> **Task brief**: Your job is to return every line in the data holding the string "highlighted".

***** Available records *****

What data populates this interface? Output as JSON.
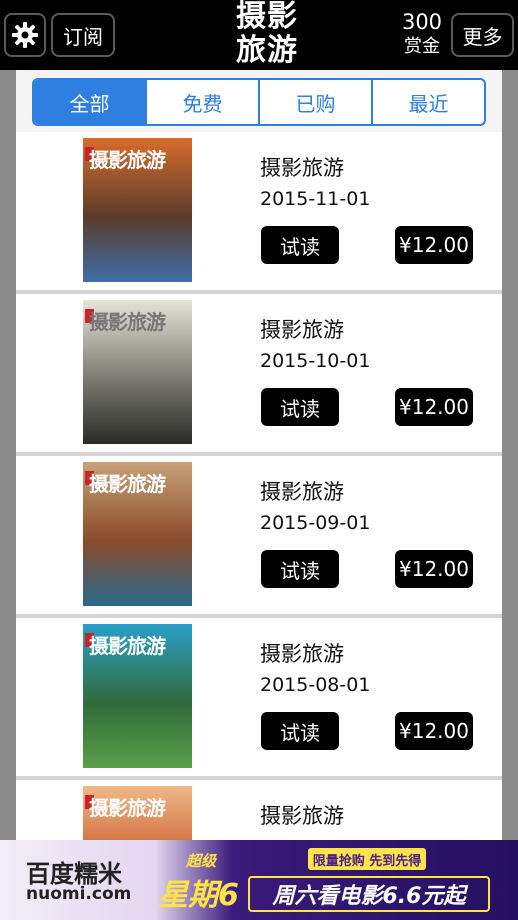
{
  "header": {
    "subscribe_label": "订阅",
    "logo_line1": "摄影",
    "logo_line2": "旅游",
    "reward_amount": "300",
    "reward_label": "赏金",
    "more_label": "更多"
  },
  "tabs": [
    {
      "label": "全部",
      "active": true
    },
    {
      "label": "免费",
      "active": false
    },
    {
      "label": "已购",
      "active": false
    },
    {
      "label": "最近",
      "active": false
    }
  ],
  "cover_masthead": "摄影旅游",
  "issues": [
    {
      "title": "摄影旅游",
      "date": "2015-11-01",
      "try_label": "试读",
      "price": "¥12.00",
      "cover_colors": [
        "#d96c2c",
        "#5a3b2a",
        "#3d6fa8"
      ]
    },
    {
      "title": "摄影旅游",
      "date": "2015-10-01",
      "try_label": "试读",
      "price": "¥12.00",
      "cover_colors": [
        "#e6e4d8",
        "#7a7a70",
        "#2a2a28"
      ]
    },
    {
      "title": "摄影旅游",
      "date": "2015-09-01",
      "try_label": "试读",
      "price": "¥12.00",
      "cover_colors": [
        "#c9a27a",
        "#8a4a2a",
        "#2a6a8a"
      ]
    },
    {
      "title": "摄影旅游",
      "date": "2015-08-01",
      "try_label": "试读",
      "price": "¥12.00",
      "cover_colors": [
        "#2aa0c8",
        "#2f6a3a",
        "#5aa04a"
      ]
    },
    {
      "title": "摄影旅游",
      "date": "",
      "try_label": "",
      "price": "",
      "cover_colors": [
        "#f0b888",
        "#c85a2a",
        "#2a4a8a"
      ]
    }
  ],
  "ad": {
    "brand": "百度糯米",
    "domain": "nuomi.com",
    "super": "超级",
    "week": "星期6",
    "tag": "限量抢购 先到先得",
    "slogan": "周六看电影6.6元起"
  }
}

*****
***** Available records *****

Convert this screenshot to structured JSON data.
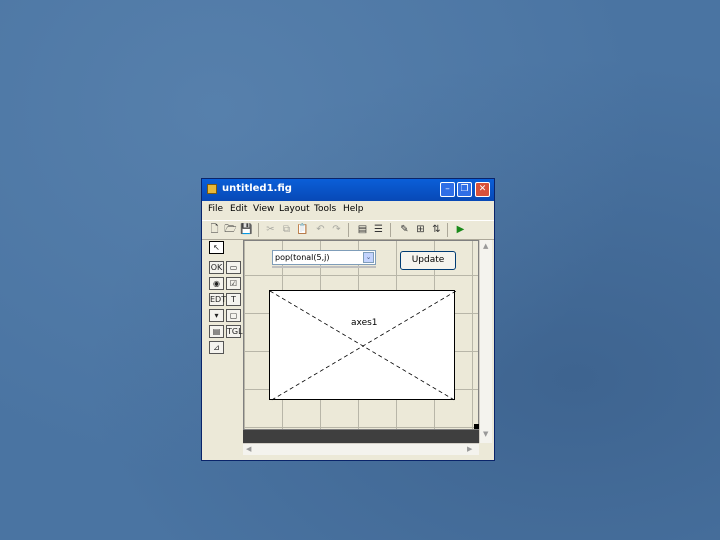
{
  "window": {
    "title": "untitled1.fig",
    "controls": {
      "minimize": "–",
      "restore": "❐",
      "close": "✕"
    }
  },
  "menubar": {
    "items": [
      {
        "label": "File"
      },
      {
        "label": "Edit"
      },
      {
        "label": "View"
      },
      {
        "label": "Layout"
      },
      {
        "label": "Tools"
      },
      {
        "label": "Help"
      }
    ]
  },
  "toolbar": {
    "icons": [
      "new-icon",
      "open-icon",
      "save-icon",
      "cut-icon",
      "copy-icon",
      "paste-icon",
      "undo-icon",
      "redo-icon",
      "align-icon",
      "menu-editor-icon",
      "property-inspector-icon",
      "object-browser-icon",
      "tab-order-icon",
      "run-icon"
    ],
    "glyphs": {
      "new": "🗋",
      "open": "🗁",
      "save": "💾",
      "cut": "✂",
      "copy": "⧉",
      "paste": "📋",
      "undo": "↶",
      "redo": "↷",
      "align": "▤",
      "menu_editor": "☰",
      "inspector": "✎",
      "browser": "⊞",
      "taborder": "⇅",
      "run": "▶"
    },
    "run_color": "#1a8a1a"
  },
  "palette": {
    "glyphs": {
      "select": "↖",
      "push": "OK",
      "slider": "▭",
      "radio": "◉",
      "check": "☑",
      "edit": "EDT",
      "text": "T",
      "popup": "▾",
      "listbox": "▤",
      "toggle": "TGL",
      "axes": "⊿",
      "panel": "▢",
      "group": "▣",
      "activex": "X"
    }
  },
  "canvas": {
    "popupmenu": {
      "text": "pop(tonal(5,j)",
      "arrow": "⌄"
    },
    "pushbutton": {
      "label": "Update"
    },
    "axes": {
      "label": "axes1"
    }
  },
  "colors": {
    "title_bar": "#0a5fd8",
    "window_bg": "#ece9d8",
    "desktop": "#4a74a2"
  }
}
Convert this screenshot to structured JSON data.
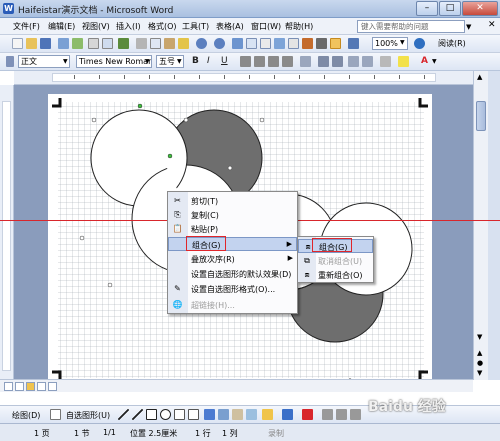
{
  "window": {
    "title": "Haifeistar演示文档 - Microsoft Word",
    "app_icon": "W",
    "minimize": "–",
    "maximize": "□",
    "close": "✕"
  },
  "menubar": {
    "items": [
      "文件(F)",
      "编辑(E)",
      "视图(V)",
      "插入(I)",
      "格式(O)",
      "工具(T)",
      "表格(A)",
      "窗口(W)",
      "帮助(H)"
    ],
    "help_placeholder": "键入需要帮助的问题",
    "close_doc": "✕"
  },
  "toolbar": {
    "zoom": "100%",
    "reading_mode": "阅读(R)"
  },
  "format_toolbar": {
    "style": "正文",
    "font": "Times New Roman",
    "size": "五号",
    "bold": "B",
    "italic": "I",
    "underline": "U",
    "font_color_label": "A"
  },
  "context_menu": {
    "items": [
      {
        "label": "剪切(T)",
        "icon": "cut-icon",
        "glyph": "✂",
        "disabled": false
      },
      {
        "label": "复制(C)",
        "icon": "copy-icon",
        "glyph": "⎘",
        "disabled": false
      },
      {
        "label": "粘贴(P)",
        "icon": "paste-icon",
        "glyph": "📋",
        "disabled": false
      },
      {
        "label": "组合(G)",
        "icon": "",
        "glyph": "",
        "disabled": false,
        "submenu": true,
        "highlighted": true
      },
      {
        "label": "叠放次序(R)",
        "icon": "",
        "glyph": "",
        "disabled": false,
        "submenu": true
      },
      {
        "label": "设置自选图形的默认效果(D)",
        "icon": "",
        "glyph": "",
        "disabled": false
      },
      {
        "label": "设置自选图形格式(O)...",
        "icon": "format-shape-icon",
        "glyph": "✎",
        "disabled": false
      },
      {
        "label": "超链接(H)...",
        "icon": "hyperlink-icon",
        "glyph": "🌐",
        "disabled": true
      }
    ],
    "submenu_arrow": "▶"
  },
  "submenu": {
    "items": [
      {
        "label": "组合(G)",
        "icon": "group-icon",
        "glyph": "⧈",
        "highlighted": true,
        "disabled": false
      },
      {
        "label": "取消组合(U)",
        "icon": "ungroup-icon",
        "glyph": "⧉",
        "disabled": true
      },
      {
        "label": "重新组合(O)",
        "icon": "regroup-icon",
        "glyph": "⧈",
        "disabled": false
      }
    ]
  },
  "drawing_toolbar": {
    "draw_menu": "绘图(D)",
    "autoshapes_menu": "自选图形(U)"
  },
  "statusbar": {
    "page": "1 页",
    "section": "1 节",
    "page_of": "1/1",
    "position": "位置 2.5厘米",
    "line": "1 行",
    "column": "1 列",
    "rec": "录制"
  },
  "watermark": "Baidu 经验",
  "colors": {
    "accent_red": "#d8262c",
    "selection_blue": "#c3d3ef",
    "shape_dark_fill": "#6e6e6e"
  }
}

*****

> **Exercise solution**:
        "highlighted": true
        "highlighted": true,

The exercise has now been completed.